Although presentations relating to oxycodone were higher, the factors influencing the use of tapentadol were similar.2 

Study lead Associate Professor Suzanne Nielsen from Monash University told Australian Pharmacist it was vital to respond to the complex needs of patients with chronic pain and mental health conditions in order to reduce harms. 

‘When working with patients receiving prescription opioids, pharmacists have an important role in identifying where pain or mental health symptoms are not well managed,’ she advised. 

In the study, reasons for taking opioids in higher doses than prescribed or without a prescription (referred to as extra-medical prescription use) included:

  • ‘to escape feelings and feel numb’
  • ‘to get away from things’
  • ‘for anxiety’
  • ‘in response to an argument with my partner’
  • ‘extreme personal stress’
  • ‘for chronic joint pain that was not resolving with initial prescribed doses’. 

Recreational use was rarely reported.1

As A/Prof Nielsen noted, these cases illustrate that people commonly self-medicate with pharmaceutical opioids to try to get away from mental health symptoms or unmanaged pain. 

‘In most situations these people are not intentionally trying to end their life,’ she said.2  

Promoting the safer use of opioids

Levels of prescription opioid overdose, including accidental overdose, are at record levels in Australia and internationally.
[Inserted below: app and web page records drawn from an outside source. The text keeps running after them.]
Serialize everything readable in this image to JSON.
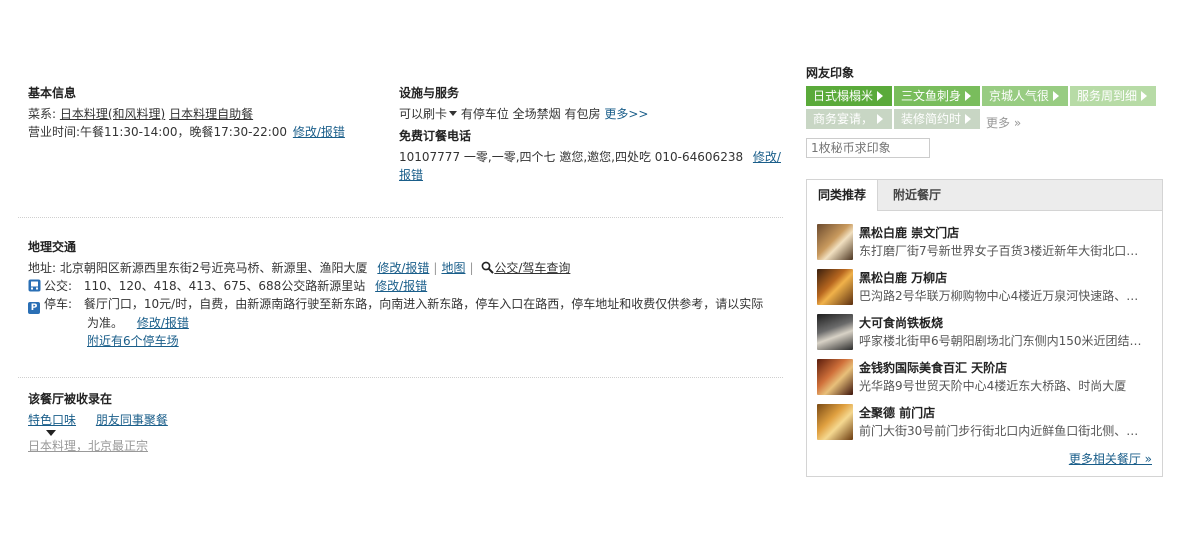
{
  "basic": {
    "title": "基本信息",
    "cuisine_label": "菜系:",
    "cuisines": [
      "日本料理(和风料理)",
      "日本料理自助餐"
    ],
    "hours_label": "营业时间:",
    "hours": "午餐11:30-14:00，晚餐17:30-22:00",
    "edit_link": "修改/报错"
  },
  "facility": {
    "title": "设施与服务",
    "card": "可以刷卡",
    "items": "有停车位 全场禁烟 有包房",
    "more": "更多>>",
    "phone_title": "免费订餐电话",
    "phone_text": "10107777 一零,一零,四个七 邀您,邀您,四处吃 010-64606238",
    "phone_edit_1": "修改/",
    "phone_edit_2": "报错"
  },
  "traffic": {
    "title": "地理交通",
    "address_label": "地址:",
    "address": "北京朝阳区新源西里东街2号近亮马桥、新源里、渔阳大厦",
    "edit_link": "修改/报错",
    "map_link": "地图",
    "bus_query_link": "公交/驾车查询",
    "bus_icon": "bus-icon",
    "bus_label": "公交:",
    "bus": "110、120、418、413、675、688公交路新源里站",
    "bus_edit": "修改/报错",
    "parking_icon_text": "P",
    "parking_label": "停车:",
    "parking_line1": "餐厅门口，10元/时，自费，由新源南路行驶至新东路，向南进入新东路，停车入口在路西，停车地址和收费仅供参考，请以实际",
    "parking_line2": "为准。",
    "parking_edit": "修改/报错",
    "nearby_parking": "附近有6个停车场"
  },
  "collected": {
    "title": "该餐厅被收录在",
    "tags": [
      "特色口味",
      "朋友同事聚餐"
    ],
    "sub": "日本料理，北京最正宗"
  },
  "impressions": {
    "title": "网友印象",
    "tags": [
      "日式榻榻米",
      "三文鱼刺身",
      "京城人气很",
      "服务周到细",
      "商务宴请，",
      "装修简约时"
    ],
    "more": "更多 »",
    "input_placeholder": "1枚秘币求印象"
  },
  "panel": {
    "tabs": [
      "同类推荐",
      "附近餐厅"
    ],
    "restaurants": [
      {
        "name": "黑松白鹿 崇文门店",
        "addr": "东打磨厂街7号新世界女子百货3楼近新年大街北口…"
      },
      {
        "name": "黑松白鹿 万柳店",
        "addr": "巴沟路2号华联万柳购物中心4楼近万泉河快速路、…"
      },
      {
        "name": "大可食尚铁板烧",
        "addr": "呼家楼北街甲6号朝阳剧场北门东侧内150米近团结…"
      },
      {
        "name": "金钱豹国际美食百汇 天阶店",
        "addr": "光华路9号世贸天阶中心4楼近东大桥路、时尚大厦"
      },
      {
        "name": "全聚德 前门店",
        "addr": "前门大街30号前门步行街北口内近鲜鱼口街北侧、…"
      }
    ],
    "more": "更多相关餐厅 »"
  },
  "colors": {
    "link": "#1a5e8a",
    "tag_green": "#5aaa3a",
    "panel_border": "#d4d4d4"
  }
}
Pharmaceutical opioid deaths exceed heroin deaths by a significant margin, and they dominate in the over 30 age group. Hospitalisations and emergency department admissions are also a significant problem.3

The Therapeutic Goods Administration warns of opioid overprescribing, as they are prescribed for a wide range of indications, such as chronic non-cancer pain, despite limited efficacy or safety in many patients.3 Recent Pharmaceutical Benefits Scheme regulatory changes to opioid quantities and pack sizes should encourage their safer use through improved prescribing. 

In line with these changes, PSA has developed a cautionary advisory label (CAL) that warns consumers about the risk of opioid overdose and dependence.

The CAL can be applied to opioid medicines at the time of dispensing as an aid to counselling patients about the safe and effective use of opioids.

Pharmacists are also empowered to encourage the safer use of opioids through the launch of the Talking pain: Opioid options and alternatives education program, a collaboration between PSA and the Society of Hospital Pharmacists of Australia. Four online learning modules are available, providing tailored advice for pharmacists to increase awareness and understanding of appropriate use of opioids, alternative treatments for pain, and communication strategies with patients.

PSA National President Associate Professor Chris Freeman said the challenges posed by the inappropriate use of opioid medicines were clear, as outlined in PSA’s Medicines Safety: Take Care report.

‘Acute and chronic pain can be challenging to effectively manage, often requiring an individualised approach, which is why pharmacists have a crucial role in guiding safer use of medicines to manage pain, across both the community and hospital settings,’ he said.

A/Prof Nielsen and her team have also completed a study of brief validated outcome monitoring tools to help pharmacists screen for opioid-related problems, including the software-facilitated Routine Opioid Outcome Monitoring (ROOM). Although ROOM is feasible and acceptable, the study found more extensive pharmacist training, with the opportunity to practice skills, may assist in developing confidence and knowledge in this challenging clinical area.4


  1. Wilson J, Lam T, Scott D, et al. ‘Extreme personal stress’ and ‘a lot of pain’: Exploring the physical, mental and social contexts of extramedical pharmaceutical opioid use in Australian paramedic case descriptions. Drug Alcohol Rev 2020:1-9. 
  2. Monash Addiction Research Centre media release. Distress and pain key reasons for prescription opioid abuse. 2020. At: 
  3. Australian Government Department of Health Therapeutic Goods Administration. Addressing prescription opioid use and misuse in Australia. 2019. At: 
  4. Nielsen S, Picco L, Kowalski M, et al. Routine opioid outcome monitoring in community pharmacy: Outcomes from an open-label single-arm implementation-effectiveness pilot study. 2020 Res Social Adm Pharm. 2020;S1551-7411(20)30001-2.